The footage is actually a "best of" compilation of all the missions, but the viewer can be excused if he or she believes it all to be the famous Apollo 8 mission, in which "the Eagle has landed" and Neil Armstrong takes "one small step for man, one giant leap for mankind." Nonetheless, the footage is (practically) all authentic, and is never short of dramatic.
The drama comes from two facets. These are people doing things that no one has done before. And their lives are precarious, as confirmed by the roster of astronaut deaths that the film is dedicated to, three of which occurred during the first Apollo mission.
In addition to securing acres of magnificent footage, Reinert also corralled no less than 13 astronauts from the lunar missions. Their reminiscences provide voiceover throughout the film. Brian Eno supplies an appropriately cosmic soundtrack.
How others will see it. It is hard to believe that a third of a century has passed since the last Moon landing. As the Apollo missions recede into history, they also slowly recede from living memory. This well-edited and authentic documentary is priceless from a historical perspective. In fact, its historical importance exceeds its contribution to cinema, although the latter should not be underestimated. It is one thing to edit stock footage, and quite another to substitute first-party memories for the opinions of third-party scholars. Scholars tend to have their agendas, biases, and misconceptions. The astronauts were there.
Unexpected excitement occurs when the space capsule develops an oxygen leak. At mission control, the concern is intense, but the astronauts remain calm although focuses. Houston devises a solution, and it works. Everything else goes without a hitch.
How I felt about it. The astronauts are there to do a job, but they sometimes take the time to appreciate the marvels of the moment. Perhaps wisely, they never discuss the nationalistic aspects of the Apollo program. The film title is For All Mankind, but perhaps For the Glory of the United States is a more accurate title, as offensive as that might be to some. The space program was all about the space race, between the U.S. and the Soviet Union. During the 1960s, the goal wasn't really to send up satellites that forecast the weather, provide pay television or global cell phones, or examine remote galaxies.
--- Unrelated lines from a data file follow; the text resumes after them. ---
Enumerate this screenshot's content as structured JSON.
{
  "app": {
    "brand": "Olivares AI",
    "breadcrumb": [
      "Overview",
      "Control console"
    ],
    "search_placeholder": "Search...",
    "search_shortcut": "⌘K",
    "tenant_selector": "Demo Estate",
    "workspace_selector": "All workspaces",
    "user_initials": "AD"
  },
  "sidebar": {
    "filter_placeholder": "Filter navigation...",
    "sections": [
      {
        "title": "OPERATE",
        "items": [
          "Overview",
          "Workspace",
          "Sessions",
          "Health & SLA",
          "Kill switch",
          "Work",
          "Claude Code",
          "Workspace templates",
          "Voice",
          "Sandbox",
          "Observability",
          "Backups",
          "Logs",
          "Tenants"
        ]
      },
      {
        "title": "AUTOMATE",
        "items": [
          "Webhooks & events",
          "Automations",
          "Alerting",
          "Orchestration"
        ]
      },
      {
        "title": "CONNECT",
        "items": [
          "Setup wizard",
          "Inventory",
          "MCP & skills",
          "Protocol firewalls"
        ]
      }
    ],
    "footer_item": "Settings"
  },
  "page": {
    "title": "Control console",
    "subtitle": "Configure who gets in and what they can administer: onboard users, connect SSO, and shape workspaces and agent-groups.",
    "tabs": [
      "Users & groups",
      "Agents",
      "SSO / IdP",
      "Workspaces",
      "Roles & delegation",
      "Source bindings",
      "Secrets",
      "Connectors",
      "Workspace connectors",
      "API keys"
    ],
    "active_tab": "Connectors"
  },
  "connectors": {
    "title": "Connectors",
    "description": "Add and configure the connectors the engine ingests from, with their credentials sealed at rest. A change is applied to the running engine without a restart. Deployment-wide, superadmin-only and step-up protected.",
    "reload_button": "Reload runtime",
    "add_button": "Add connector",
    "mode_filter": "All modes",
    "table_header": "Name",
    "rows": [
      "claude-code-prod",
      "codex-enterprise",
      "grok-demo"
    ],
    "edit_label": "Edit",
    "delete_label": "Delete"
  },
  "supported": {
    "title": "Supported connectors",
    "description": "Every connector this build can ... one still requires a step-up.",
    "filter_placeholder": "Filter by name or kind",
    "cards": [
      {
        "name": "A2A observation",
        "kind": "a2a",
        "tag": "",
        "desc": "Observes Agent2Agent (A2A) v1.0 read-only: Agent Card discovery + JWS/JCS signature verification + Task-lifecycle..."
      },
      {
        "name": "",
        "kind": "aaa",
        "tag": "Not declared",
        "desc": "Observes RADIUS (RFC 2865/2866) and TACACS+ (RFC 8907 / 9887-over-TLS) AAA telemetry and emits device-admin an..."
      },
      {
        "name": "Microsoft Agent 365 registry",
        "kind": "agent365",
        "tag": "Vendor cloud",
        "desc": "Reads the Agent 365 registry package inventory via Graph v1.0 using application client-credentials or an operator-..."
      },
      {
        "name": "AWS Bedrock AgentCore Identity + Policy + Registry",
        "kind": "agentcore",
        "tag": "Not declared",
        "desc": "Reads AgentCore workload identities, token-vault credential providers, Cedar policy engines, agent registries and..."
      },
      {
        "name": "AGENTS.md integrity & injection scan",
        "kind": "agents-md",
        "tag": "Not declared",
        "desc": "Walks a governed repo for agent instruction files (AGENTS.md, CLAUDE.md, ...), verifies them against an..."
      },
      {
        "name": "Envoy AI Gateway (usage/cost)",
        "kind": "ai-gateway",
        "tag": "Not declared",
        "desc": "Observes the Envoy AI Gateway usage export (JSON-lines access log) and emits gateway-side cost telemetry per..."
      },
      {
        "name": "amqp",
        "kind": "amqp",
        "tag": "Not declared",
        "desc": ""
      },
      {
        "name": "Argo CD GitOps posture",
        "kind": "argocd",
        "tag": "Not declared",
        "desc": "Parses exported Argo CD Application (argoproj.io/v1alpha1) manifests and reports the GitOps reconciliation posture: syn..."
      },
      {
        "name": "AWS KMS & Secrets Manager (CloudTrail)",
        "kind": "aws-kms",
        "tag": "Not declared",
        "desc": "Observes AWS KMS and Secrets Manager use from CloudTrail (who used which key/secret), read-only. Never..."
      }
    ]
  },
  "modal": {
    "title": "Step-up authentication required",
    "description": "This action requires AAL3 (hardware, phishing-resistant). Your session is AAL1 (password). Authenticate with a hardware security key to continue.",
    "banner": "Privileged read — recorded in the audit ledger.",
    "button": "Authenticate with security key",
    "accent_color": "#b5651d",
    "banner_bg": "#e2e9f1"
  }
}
No, the real goal was to show up the Soviet Union, to prevent the Russians from getting to the Moon first. Or from developing terrifying space weapons, a possibility not as far-fetched as skeptics might believe.
Capitalism and Communism battled it out. The Russians competed bravely, but gradually lost their technological edge during the 1960s. In the end, the U.S. had the larger and more efficient economy, which trumped the ability of the Soviets to concentrate resources on important goals.
All of this greater political backdrop is absent from For All Mankind. Which is as it should be, since the movie is about the Apollo moonshots from the perspective of the astronauts themselves. Who couldn't care less what Leonid Brezhnev might have thought about it all.